Bart.
WATER LILY 
a close up of a pond of water
About the size of tennis balls, these flowers grow in clumps of lily pads on the surface of the Lox River, looking like yellow dandelions on your front lawn.
The good news is that water lilies leaves keep light from the water. That helps to control algae growth.
The bad news is if they cover too much of the surface they can actually prevent oxygenation.
This can suffocate fish and other plants.
Contact the local leader in Outdoor Adventure — Go to Jupiter Outdoor Center at jupiteroutdoorcenter.com

Check out Jupiter Outdoor Center’s previous blogs:

Things To Do In Jupiter : 3 Outdoor Yoga Spots

Things To Do in Jupiter: 5 Fun Places To Go Fishing

Things To Do in Jupiter: Don’t Feed the Alligators!

Things To Do in Jupiter: 5 Ways to Get Out on the Water

Things To Do in Jupiter: 5 Wildlife Sightings

Things To Do in Jupiter: 5 Ways to Double Up Your Wildlife Fun

Things To Do in Jupiter: A 6-Pack of Water Adventure Tours 

Things To Do in Jupiter: Take a Tour with Capt. Art @ L0ve St. Outdoor Center

Things To Do in Jupiter: 5 Fun Family Adventures

Things To Do in Jupiter: 5 Essentials for Your Tour on Loxahatchee River

Things To Do In Jupiter: 5 Ways To Go Back in Time

Things To Do in Jupiter: Take the Trapper Nelson Challenge

Things To Do in Jupiter: 5 Great Birdwatching Spots

Things To Do in Jupiter:  5 Fantastic Spots for a Brownbag Lunch
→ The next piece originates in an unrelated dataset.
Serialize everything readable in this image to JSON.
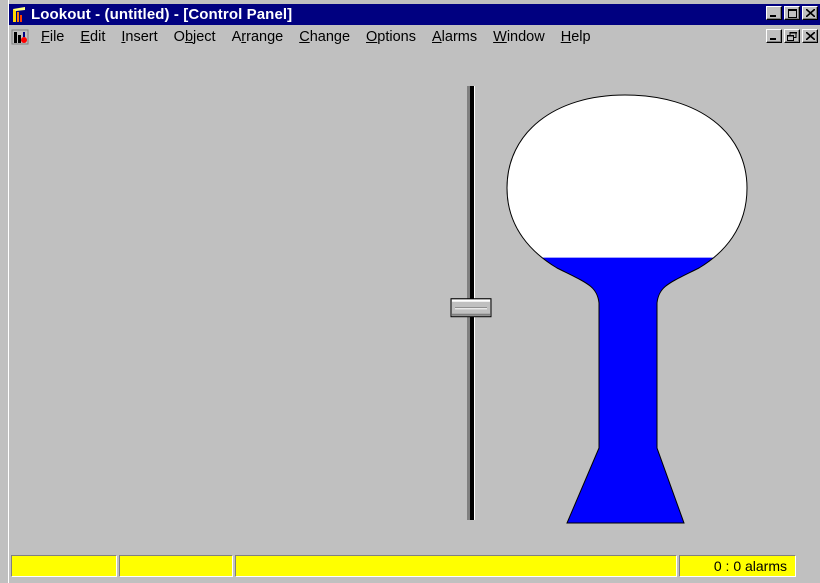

Things To Do in Jupiter: 5 Eco-tourism Adventures

Things To Do in Jupiter: 5 Great First Dates